Without the pictures, give the records again exactly as they appear.

BEGIN

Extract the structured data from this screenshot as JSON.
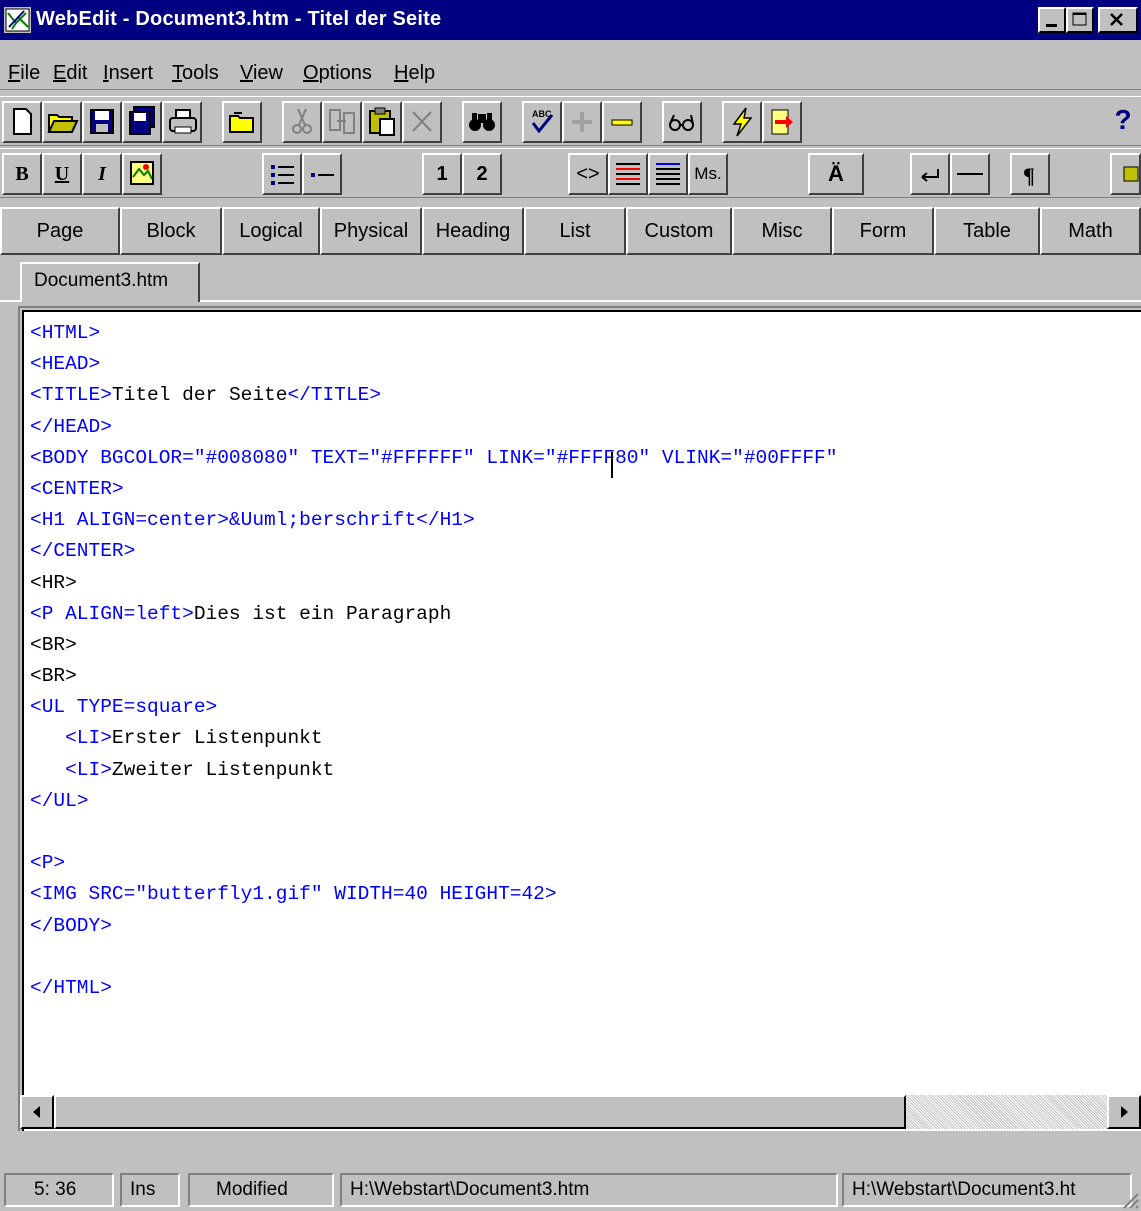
{
  "window": {
    "title": "WebEdit - Document3.htm - Titel der Seite",
    "title_bg": "#000080"
  },
  "menu": [
    {
      "label": "File",
      "key": "F",
      "rest": "ile"
    },
    {
      "label": "Edit",
      "key": "E",
      "rest": "dit"
    },
    {
      "label": "Insert",
      "key": "I",
      "rest": "nsert"
    },
    {
      "label": "Tools",
      "key": "T",
      "rest": "ools"
    },
    {
      "label": "View",
      "key": "V",
      "rest": "iew"
    },
    {
      "label": "Options",
      "key": "O",
      "rest": "ptions"
    },
    {
      "label": "Help",
      "key": "H",
      "rest": "elp"
    }
  ],
  "toolbar2": {
    "bold": "B",
    "underline": "U",
    "italic": "I",
    "num1": "1",
    "num2": "2",
    "tags": "<>",
    "ms": "Ms.",
    "umlaut": "Ä",
    "help": "?"
  },
  "tag_tabs": [
    "Page",
    "Block",
    "Logical",
    "Physical",
    "Heading",
    "List",
    "Custom",
    "Misc",
    "Form",
    "Table",
    "Math"
  ],
  "document_tab": "Document3.htm",
  "code_lines": [
    [
      {
        "t": "tag",
        "v": "<HTML>"
      }
    ],
    [
      {
        "t": "tag",
        "v": "<HEAD>"
      }
    ],
    [
      {
        "t": "tag",
        "v": "<TITLE>"
      },
      {
        "t": "txt",
        "v": "Titel der Seite"
      },
      {
        "t": "tag",
        "v": "</TITLE>"
      }
    ],
    [
      {
        "t": "tag",
        "v": "</HEAD>"
      }
    ],
    [
      {
        "t": "tag",
        "v": "<BODY BGCOLOR=\"#008080\" TEXT=\"#FFFFFF\" LINK=\"#FFFF80\" VLINK=\"#00FFFF\""
      }
    ],
    [
      {
        "t": "tag",
        "v": "<CENTER>"
      }
    ],
    [
      {
        "t": "tag",
        "v": "<H1 ALIGN=center>&Uuml;berschrift</H1>"
      }
    ],
    [
      {
        "t": "tag",
        "v": "</CENTER>"
      }
    ],
    [
      {
        "t": "txt",
        "v": "<HR>"
      }
    ],
    [
      {
        "t": "tag",
        "v": "<P ALIGN=left>"
      },
      {
        "t": "txt",
        "v": "Dies ist ein Paragraph"
      }
    ],
    [
      {
        "t": "txt",
        "v": "<BR>"
      }
    ],
    [
      {
        "t": "txt",
        "v": "<BR>"
      }
    ],
    [
      {
        "t": "tag",
        "v": "<UL TYPE=square>"
      }
    ],
    [
      {
        "t": "txt",
        "v": "   "
      },
      {
        "t": "tag",
        "v": "<LI>"
      },
      {
        "t": "txt",
        "v": "Erster Listenpunkt"
      }
    ],
    [
      {
        "t": "txt",
        "v": "   "
      },
      {
        "t": "tag",
        "v": "<LI>"
      },
      {
        "t": "txt",
        "v": "Zweiter Listenpunkt"
      }
    ],
    [
      {
        "t": "tag",
        "v": "</UL>"
      }
    ],
    [
      {
        "t": "txt",
        "v": ""
      }
    ],
    [
      {
        "t": "tag",
        "v": "<P>"
      }
    ],
    [
      {
        "t": "tag",
        "v": "<IMG SRC=\"butterfly1.gif\" WIDTH=40 HEIGHT=42>"
      }
    ],
    [
      {
        "t": "tag",
        "v": "</BODY>"
      }
    ],
    [
      {
        "t": "txt",
        "v": ""
      }
    ],
    [
      {
        "t": "tag",
        "v": "</HTML>"
      }
    ]
  ],
  "status": {
    "position": "5: 36",
    "mode": "Ins",
    "state": "Modified",
    "path": "H:\\Webstart\\Document3.htm",
    "path_right": "H:\\Webstart\\Document3.ht"
  },
  "colors": {
    "tag": "#0000ff",
    "text": "#000000",
    "chrome": "#c0c0c0"
  }
}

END

→ Task output:
Extract the structured data from this screenshot as JSON.
{
  "window": {
    "title": "WebEdit - Document3.htm - Titel der Seite",
    "title_bg": "#000080"
  },
  "menu": [
    {
      "label": "File",
      "key": "F",
      "rest": "ile"
    },
    {
      "label": "Edit",
      "key": "E",
      "rest": "dit"
    },
    {
      "label": "Insert",
      "key": "I",
      "rest": "nsert"
    },
    {
      "label": "Tools",
      "key": "T",
      "rest": "ools"
    },
    {
      "label": "View",
      "key": "V",
      "rest": "iew"
    },
    {
      "label": "Options",
      "key": "O",
      "rest": "ptions"
    },
    {
      "label": "Help",
      "key": "H",
      "rest": "elp"
    }
  ],
  "toolbar2": {
    "bold": "B",
    "underline": "U",
    "italic": "I",
    "num1": "1",
    "num2": "2",
    "tags": "<>",
    "ms": "Ms.",
    "umlaut": "Ä",
    "help": "?"
  },
  "tag_tabs": [
    "Page",
    "Block",
    "Logical",
    "Physical",
    "Heading",
    "List",
    "Custom",
    "Misc",
    "Form",
    "Table",
    "Math"
  ],
  "document_tab": "Document3.htm",
  "code_lines": [
    [
      {
        "t": "tag",
        "v": "<HTML>"
      }
    ],
    [
      {
        "t": "tag",
        "v": "<HEAD>"
      }
    ],
    [
      {
        "t": "tag",
        "v": "<TITLE>"
      },
      {
        "t": "txt",
        "v": "Titel der Seite"
      },
      {
        "t": "tag",
        "v": "</TITLE>"
      }
    ],
    [
      {
        "t": "tag",
        "v": "</HEAD>"
      }
    ],
    [
      {
        "t": "tag",
        "v": "<BODY BGCOLOR=\"#008080\" TEXT=\"#FFFFFF\" LINK=\"#FFFF80\" VLINK=\"#00FFFF\""
      }
    ],
    [
      {
        "t": "tag",
        "v": "<CENTER>"
      }
    ],
    [
      {
        "t": "tag",
        "v": "<H1 ALIGN=center>&Uuml;berschrift</H1>"
      }
    ],
    [
      {
        "t": "tag",
        "v": "</CENTER>"
      }
    ],
    [
      {
        "t": "txt",
        "v": "<HR>"
      }
    ],
    [
      {
        "t": "tag",
        "v": "<P ALIGN=left>"
      },
      {
        "t": "txt",
        "v": "Dies ist ein Paragraph"
      }
    ],
    [
      {
        "t": "txt",
        "v": "<BR>"
      }
    ],
    [
      {
        "t": "txt",
        "v": "<BR>"
      }
    ],
    [
      {
        "t": "tag",
        "v": "<UL TYPE=square>"
      }
    ],
    [
      {
        "t": "txt",
        "v": "   "
      },
      {
        "t": "tag",
        "v": "<LI>"
      },
      {
        "t": "txt",
        "v": "Erster Listenpunkt"
      }
    ],
    [
      {
        "t": "txt",
        "v": "   "
      },
      {
        "t": "tag",
        "v": "<LI>"
      },
      {
        "t": "txt",
        "v": "Zweiter Listenpunkt"
      }
    ],
    [
      {
        "t": "tag",
        "v": "</UL>"
      }
    ],
    [
      {
        "t": "txt",
        "v": ""
      }
    ],
    [
      {
        "t": "tag",
        "v": "<P>"
      }
    ],
    [
      {
        "t": "tag",
        "v": "<IMG SRC=\"butterfly1.gif\" WIDTH=40 HEIGHT=42>"
      }
    ],
    [
      {
        "t": "tag",
        "v": "</BODY>"
      }
    ],
    [
      {
        "t": "txt",
        "v": ""
      }
    ],
    [
      {
        "t": "tag",
        "v": "</HTML>"
      }
    ]
  ],
  "status": {
    "position": "5: 36",
    "mode": "Ins",
    "state": "Modified",
    "path": "H:\\Webstart\\Document3.htm",
    "path_right": "H:\\Webstart\\Document3.ht"
  },
  "colors": {
    "tag": "#0000ff",
    "text": "#000000",
    "chrome": "#c0c0c0"
  }
}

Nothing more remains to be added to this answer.